This is the Index’s first decline since 2013 and the annual growth rate of the Index fell to negative 1.4% after posting three months of growth, ranging between 4% and 8%.
According to the NAHB, the Index fell in June because rent inflation slowed with the Core CPI rose by 0.2%. this is the first month Core CPI increase since February.
The decline in the real rent index, according to the NAHB, could be related to the negative impact of COVID-19 on rental housing demand.
“Fallout from the virus has put downward pressure on demand in many sectors of the economy, including rental markets,” the report said.
Despite COVID-19’s impact on the market, single-family rents rose 1.7% annually in May 2020—the lowest annual growth rate since July 2010, according to CoreLogic.
CoreLogic noted rental demand is still impacted by unemployment rates and stay-at-home orders, despite local economics reopening.
Lower-priced rentals continued to prop up national rent price growth, continuing a trend from April 2014. Year-over-year growth in both tiers did slow in May 2020. Rent prices in the low-end tier—those with rent prices less than 75% of the regional average—rose 2.8% annually in May 2020.
This represented a 3.5% drop from May 2019. However, higher-priced rentals, which are those with prices more than 125% of the regions’ average rent, rose 1.3% in May 2020—down from a gain of 2.5% in May 2019.
Among the 20 metros studied by CoreLogic, Phoenix had the highest year-over-year growth in May with an increase of 6%. Neighboring Arizona city, Tucson, saw rent prices rise 3.5%, which was followed by Charlotte, North Carolina’s, 2.9% growth.

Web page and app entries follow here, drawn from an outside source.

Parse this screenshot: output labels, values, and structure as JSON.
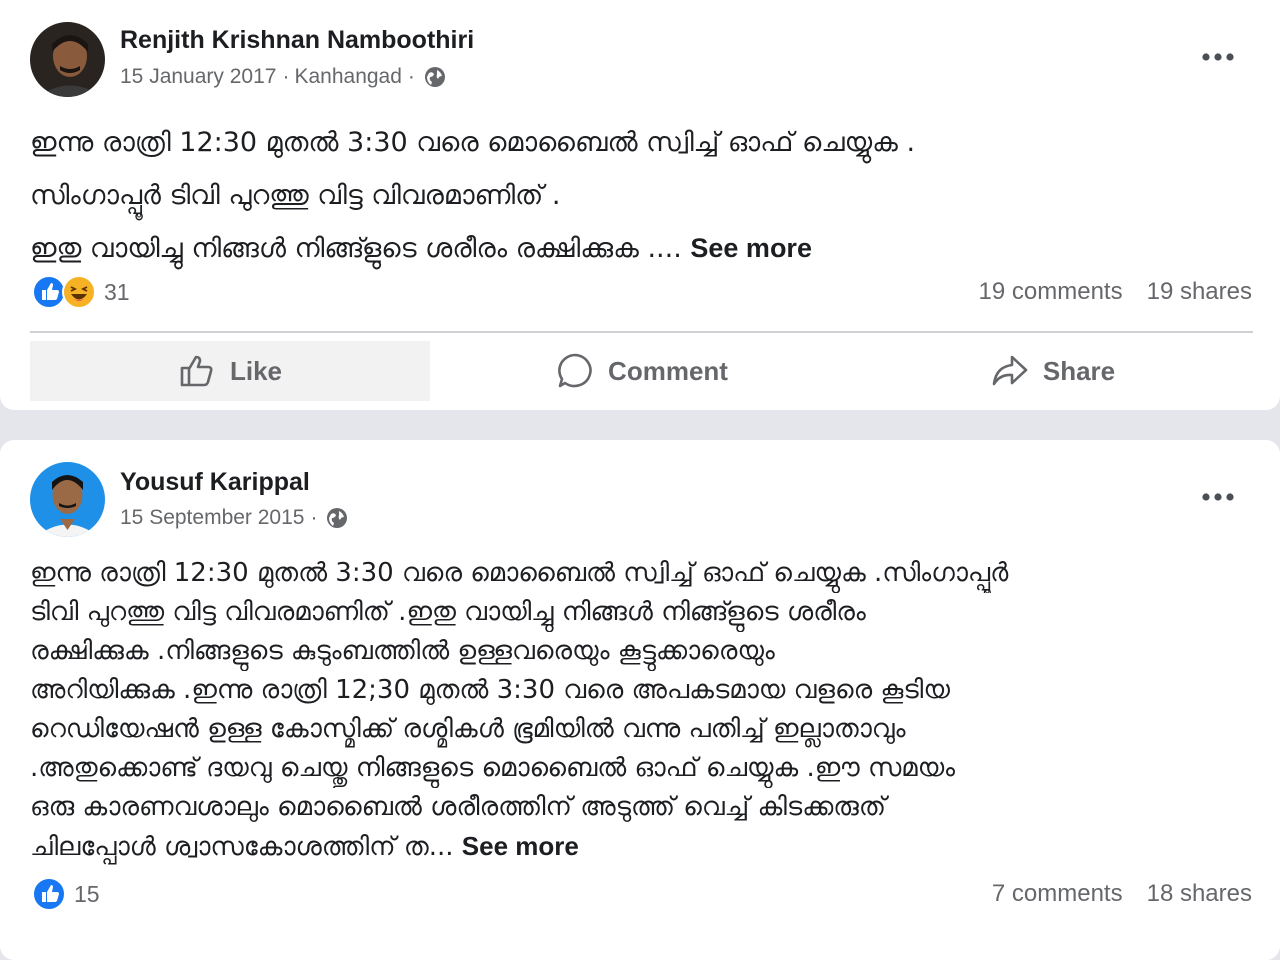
{
  "posts": [
    {
      "author": "Renjith Krishnan Namboothiri",
      "date": "15 January 2017",
      "location": "Kanhangad",
      "separator": "·",
      "body_lines": [
        "ഇന്നു രാത്രി 12:30 മുതൽ 3:30 വരെ മൊബൈൽ സ്വിച്ച് ഓഫ് ചെയ്യുക .",
        "സിംഗാപ്പൂർ ടിവി പുറത്തു വിട്ട വിവരമാണിത് .",
        "ഇതു വായിച്ചു നിങ്ങൾ നിങ്ങ്ളുടെ ശരീരം രക്ഷിക്കുക .... "
      ],
      "see_more": "See more",
      "reactions": [
        "like-icon",
        "haha-icon"
      ],
      "reaction_count": "31",
      "comments": "19 comments",
      "shares": "19 shares"
    },
    {
      "author": "Yousuf Karippal",
      "date": "15 September 2015",
      "separator": "·",
      "body_lines": [
        "ഇന്നു രാത്രി 12:30 മുതൽ 3:30 വരെ മൊബൈൽ സ്വിച്ച് ഓഫ് ചെയ്യുക .സിംഗാപ്പൂർ",
        "ടിവി പുറത്തു വിട്ട വിവരമാണിത് .ഇതു വായിച്ചു നിങ്ങൾ നിങ്ങ്ളുടെ ശരീരം",
        "രക്ഷിക്കുക .നിങ്ങളുടെ കുടുംബത്തിൽ ഉള്ളവരെയും കൂട്ടുക്കാരെയും",
        "അറിയിക്കുക .ഇന്നു രാത്രി 12;30 മുതൽ 3:30 വരെ അപകടമായ വളരെ കൂടിയ",
        "റെഡിയേഷൻ ഉള്ള കോസ്മിക്ക് രശ്മികൾ ഭൂമിയിൽ വന്നു പതിച്ച് ഇല്ലാതാവും",
        ".അതുക്കൊണ്ട് ദയവു ചെയ്തു നിങ്ങളുടെ മൊബൈൽ ഓഫ് ചെയ്യുക  .ഈ സമയം",
        "ഒരു  കാരണവശാലും മൊബൈൽ ശരീരത്തിന് അടുത്ത് വെച്ച് കിടക്കരുത്",
        "ചിലപ്പോൾ ശ്വാസകോശത്തിന് ത... "
      ],
      "see_more": "See more",
      "reactions": [
        "like-icon"
      ],
      "reaction_count": "15",
      "comments": "7 comments",
      "shares": "18 shares"
    }
  ],
  "actions": {
    "like": "Like",
    "comment": "Comment",
    "share": "Share"
  },
  "colors": {
    "facebook_blue": "#1877f2",
    "haha_yellow": "#f7b125",
    "secondary_text": "#65676b"
  }
}
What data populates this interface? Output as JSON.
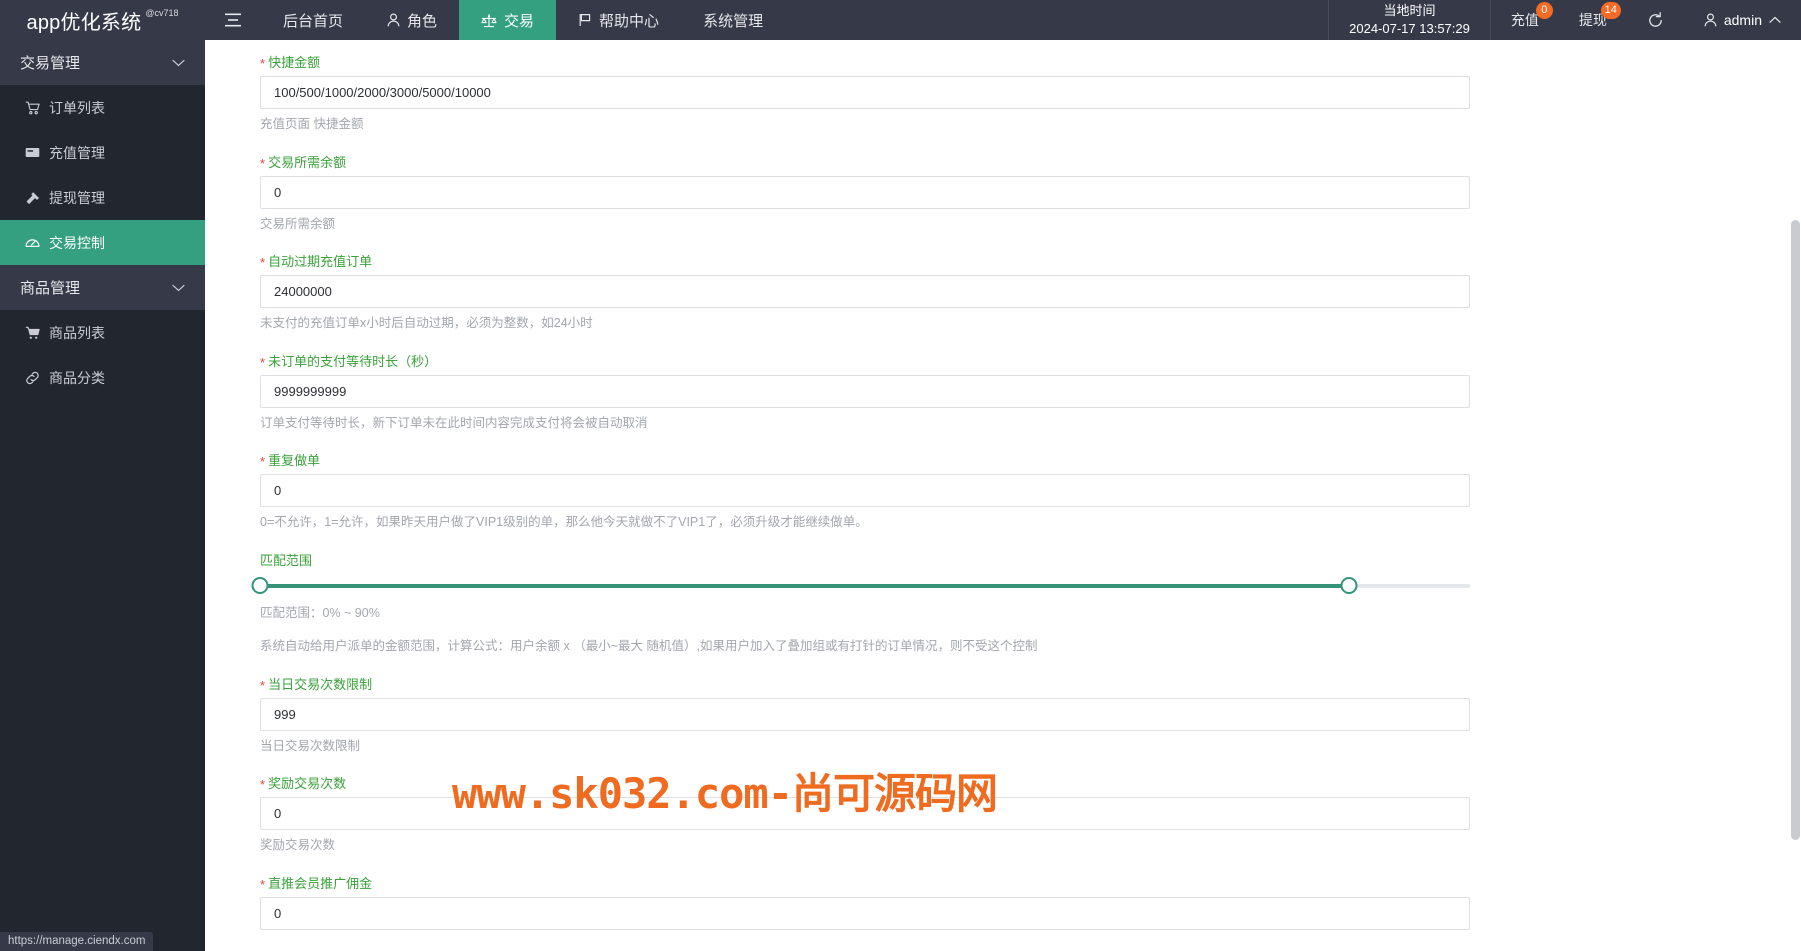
{
  "header": {
    "brand_title": "app优化系统",
    "brand_sup": "@cv718",
    "menu_icon": "hamburger-icon",
    "nav": [
      {
        "label": "后台首页",
        "icon": "",
        "active": false
      },
      {
        "label": "角色",
        "icon": "user-icon",
        "active": false
      },
      {
        "label": "交易",
        "icon": "scales-icon",
        "active": true
      },
      {
        "label": "帮助中心",
        "icon": "flag-icon",
        "active": false
      },
      {
        "label": "系统管理",
        "icon": "",
        "active": false
      }
    ],
    "clock_label": "当地时间",
    "clock_value": "2024-07-17 13:57:29",
    "recharge_label": "充值",
    "recharge_badge": "0",
    "withdraw_label": "提现",
    "withdraw_badge": "14",
    "refresh_icon": "refresh-icon",
    "user_label": "admin",
    "accent": "#35a07f",
    "badge_color": "#f56a24",
    "bar_color": "#363a48"
  },
  "sidebar": {
    "groups": [
      {
        "label": "交易管理",
        "items": [
          {
            "label": "订单列表",
            "icon": "cart-icon",
            "active": false
          },
          {
            "label": "充值管理",
            "icon": "card-icon",
            "active": false
          },
          {
            "label": "提现管理",
            "icon": "hammer-icon",
            "active": false
          },
          {
            "label": "交易控制",
            "icon": "gauge-icon",
            "active": true
          }
        ]
      },
      {
        "label": "商品管理",
        "items": [
          {
            "label": "商品列表",
            "icon": "cart-filled-icon",
            "active": false
          },
          {
            "label": "商品分类",
            "icon": "link-icon",
            "active": false
          }
        ]
      }
    ]
  },
  "form": {
    "fields": [
      {
        "type": "input",
        "required": true,
        "label": "快捷金额",
        "value": "100/500/1000/2000/3000/5000/10000",
        "help": "充值页面 快捷金额"
      },
      {
        "type": "input",
        "required": true,
        "label": "交易所需余额",
        "value": "0",
        "help": "交易所需余额"
      },
      {
        "type": "input",
        "required": true,
        "label": "自动过期充值订单",
        "value": "24000000",
        "help": "未支付的充值订单x小时后自动过期，必须为整数，如24小时"
      },
      {
        "type": "input",
        "required": true,
        "label": "未订单的支付等待时长（秒）",
        "value": "9999999999",
        "help": "订单支付等待时长，新下订单未在此时间内容完成支付将会被自动取消"
      },
      {
        "type": "input",
        "required": true,
        "label": "重复做单",
        "value": "0",
        "help": "0=不允许，1=允许，如果昨天用户做了VIP1级别的单，那么他今天就做不了VIP1了，必须升级才能继续做单。"
      },
      {
        "type": "slider",
        "required": false,
        "label": "匹配范围",
        "range_min": 0,
        "range_max": 90,
        "range_text": "匹配范围：0% ~ 90%",
        "help": "系统自动给用户派单的金额范围，计算公式：用户余额 x （最小~最大 随机值）,如果用户加入了叠加组或有打针的订单情况，则不受这个控制"
      },
      {
        "type": "input",
        "required": true,
        "label": "当日交易次数限制",
        "value": "999",
        "help": "当日交易次数限制"
      },
      {
        "type": "input",
        "required": true,
        "label": "奖励交易次数",
        "value": "0",
        "help": "奖励交易次数"
      },
      {
        "type": "input",
        "required": true,
        "label": "直推会员推广佣金",
        "value": "0",
        "help": ""
      }
    ]
  },
  "watermark": {
    "text": "www.sk032.com-尚可源码网",
    "color": "#ee6b20"
  },
  "statusbar": {
    "url": "https://manage.ciendx.com"
  }
}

Honolulu was the only metro to experience an annual decline in rent prices, falling 0.4%. St. Louis had the largest deceleration in rent growth in May, with a reported slowdown of 3.8 percentage points from May 2019.